Task requirements:
If a line below holds the word "title", count it; then say how many such lines there are and nothing else.

[Website and app data records]
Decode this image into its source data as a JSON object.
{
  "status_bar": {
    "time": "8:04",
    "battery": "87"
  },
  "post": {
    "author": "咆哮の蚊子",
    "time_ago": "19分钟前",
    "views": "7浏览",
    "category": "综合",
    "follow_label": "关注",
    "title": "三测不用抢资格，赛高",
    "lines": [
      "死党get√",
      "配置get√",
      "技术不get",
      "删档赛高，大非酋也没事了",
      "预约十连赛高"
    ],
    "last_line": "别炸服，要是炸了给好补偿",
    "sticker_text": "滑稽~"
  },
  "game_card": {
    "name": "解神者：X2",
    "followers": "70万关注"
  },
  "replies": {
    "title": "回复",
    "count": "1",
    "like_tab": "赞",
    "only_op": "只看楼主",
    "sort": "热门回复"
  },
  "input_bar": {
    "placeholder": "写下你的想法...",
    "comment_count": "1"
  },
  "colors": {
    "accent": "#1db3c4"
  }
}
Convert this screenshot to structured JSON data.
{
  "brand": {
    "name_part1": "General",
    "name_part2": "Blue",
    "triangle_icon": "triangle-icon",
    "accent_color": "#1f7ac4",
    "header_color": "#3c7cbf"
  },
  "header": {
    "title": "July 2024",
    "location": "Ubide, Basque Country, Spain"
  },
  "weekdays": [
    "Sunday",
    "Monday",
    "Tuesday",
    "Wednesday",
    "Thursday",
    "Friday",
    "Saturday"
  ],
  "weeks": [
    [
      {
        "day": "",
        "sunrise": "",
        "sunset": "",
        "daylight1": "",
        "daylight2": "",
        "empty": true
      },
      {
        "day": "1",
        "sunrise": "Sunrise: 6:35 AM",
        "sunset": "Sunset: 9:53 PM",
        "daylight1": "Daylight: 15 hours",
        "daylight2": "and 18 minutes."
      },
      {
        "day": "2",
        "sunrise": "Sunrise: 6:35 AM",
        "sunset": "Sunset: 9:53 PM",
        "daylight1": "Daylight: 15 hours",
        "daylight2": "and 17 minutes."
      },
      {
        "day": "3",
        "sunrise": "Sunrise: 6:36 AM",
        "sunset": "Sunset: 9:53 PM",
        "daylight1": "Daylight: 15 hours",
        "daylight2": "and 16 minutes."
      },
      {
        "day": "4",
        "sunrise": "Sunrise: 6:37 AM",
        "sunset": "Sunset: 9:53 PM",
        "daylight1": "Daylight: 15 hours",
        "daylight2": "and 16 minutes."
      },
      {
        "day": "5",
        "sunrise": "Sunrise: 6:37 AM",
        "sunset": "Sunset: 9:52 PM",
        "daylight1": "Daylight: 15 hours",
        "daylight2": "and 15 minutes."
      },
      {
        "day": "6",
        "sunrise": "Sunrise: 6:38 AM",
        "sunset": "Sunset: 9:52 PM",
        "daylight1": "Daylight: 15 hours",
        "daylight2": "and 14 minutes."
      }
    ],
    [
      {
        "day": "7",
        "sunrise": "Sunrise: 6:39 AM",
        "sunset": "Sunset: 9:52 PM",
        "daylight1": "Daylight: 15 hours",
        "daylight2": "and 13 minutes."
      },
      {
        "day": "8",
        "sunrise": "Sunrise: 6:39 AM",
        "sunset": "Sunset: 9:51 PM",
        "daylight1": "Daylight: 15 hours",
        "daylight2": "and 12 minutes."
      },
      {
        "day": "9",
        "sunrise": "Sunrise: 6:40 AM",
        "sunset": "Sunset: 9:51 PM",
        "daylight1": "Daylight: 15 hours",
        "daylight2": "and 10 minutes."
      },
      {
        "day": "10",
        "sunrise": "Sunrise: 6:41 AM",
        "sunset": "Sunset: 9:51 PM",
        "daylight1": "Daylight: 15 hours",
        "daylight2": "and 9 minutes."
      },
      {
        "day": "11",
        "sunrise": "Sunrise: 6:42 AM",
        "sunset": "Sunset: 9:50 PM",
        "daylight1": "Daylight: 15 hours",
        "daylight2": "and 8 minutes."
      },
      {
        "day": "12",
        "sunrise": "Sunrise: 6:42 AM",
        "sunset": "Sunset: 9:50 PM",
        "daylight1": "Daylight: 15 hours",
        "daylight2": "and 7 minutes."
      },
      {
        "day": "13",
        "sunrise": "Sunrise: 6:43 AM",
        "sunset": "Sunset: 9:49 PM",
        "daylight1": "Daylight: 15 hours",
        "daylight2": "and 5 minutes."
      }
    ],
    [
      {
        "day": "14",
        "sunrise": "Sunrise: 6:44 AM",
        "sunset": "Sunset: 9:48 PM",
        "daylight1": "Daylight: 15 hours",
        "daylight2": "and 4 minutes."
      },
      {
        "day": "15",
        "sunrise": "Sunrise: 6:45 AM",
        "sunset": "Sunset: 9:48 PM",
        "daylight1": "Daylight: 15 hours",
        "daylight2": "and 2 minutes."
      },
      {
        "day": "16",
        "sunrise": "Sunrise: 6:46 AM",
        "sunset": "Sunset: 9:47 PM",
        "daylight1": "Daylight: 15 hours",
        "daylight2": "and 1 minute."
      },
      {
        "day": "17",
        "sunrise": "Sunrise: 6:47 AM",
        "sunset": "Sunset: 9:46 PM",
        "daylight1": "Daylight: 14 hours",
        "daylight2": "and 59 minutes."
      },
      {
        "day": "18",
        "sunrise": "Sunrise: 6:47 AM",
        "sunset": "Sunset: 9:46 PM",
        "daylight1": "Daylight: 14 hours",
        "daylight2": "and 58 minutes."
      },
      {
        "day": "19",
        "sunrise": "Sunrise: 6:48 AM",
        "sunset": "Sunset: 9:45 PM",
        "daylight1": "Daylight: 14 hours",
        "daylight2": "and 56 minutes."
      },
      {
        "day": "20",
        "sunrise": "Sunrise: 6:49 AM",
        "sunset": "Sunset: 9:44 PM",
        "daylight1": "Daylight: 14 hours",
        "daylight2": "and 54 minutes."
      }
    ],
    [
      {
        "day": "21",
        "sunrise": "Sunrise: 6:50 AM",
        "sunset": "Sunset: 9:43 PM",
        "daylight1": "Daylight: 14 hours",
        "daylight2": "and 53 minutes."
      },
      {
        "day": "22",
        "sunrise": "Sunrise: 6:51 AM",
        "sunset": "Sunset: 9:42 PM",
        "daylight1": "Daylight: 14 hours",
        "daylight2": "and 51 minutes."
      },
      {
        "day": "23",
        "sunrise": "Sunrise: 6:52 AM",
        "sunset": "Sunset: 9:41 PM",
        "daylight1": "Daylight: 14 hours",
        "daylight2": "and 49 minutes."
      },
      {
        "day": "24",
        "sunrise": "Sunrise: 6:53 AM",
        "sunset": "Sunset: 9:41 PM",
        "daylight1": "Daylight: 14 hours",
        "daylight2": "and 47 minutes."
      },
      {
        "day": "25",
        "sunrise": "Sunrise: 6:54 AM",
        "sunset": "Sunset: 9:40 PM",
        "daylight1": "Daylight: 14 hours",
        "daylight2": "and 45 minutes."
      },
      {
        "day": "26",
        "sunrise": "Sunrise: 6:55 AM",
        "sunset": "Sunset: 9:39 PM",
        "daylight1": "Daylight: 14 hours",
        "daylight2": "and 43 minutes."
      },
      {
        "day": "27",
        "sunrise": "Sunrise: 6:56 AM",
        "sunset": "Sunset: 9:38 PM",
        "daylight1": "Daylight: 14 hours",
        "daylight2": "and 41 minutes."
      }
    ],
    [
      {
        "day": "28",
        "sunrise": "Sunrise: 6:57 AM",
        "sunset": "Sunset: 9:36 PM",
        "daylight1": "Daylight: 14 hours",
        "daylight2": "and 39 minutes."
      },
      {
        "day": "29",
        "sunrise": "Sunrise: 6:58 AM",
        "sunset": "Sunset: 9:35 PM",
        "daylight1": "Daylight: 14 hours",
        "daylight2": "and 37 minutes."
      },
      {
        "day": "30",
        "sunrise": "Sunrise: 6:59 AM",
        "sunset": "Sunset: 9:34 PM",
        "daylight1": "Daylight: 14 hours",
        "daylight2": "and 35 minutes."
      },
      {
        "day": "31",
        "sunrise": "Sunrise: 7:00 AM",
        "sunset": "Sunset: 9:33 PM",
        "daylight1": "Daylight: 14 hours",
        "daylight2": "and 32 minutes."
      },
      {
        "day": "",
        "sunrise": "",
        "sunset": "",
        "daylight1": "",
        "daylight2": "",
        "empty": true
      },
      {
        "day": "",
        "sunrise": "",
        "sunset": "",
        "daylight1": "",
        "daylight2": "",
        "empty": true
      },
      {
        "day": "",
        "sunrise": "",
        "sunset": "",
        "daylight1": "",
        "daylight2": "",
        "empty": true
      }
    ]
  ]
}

Answer space:
3